#### [Task material]
⁂

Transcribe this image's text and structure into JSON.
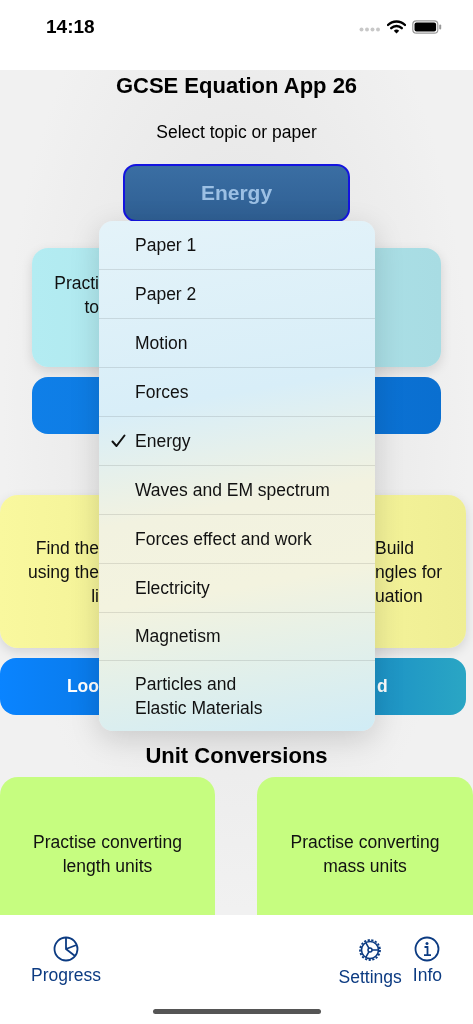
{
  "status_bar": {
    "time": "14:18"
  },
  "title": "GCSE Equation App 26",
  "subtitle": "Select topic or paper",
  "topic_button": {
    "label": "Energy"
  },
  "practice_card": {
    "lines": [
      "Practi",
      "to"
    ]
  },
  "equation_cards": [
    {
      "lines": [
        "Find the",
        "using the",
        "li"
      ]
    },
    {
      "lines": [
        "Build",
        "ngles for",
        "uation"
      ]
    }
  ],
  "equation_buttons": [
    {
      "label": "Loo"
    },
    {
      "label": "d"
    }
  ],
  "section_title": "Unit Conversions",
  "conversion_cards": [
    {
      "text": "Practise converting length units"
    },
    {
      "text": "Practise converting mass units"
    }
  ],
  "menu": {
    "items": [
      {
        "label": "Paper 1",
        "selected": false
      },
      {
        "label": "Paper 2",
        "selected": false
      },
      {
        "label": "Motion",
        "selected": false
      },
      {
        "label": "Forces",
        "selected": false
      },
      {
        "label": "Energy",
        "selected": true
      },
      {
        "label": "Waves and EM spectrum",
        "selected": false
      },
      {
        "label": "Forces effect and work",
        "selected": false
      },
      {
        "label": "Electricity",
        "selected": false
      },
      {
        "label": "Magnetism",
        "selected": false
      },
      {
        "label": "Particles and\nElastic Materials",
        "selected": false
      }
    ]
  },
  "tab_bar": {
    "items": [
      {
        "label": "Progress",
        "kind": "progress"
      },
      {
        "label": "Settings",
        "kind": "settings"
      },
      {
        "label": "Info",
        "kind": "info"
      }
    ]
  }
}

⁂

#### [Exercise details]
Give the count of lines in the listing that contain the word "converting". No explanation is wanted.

#### [Result of this exercise]
2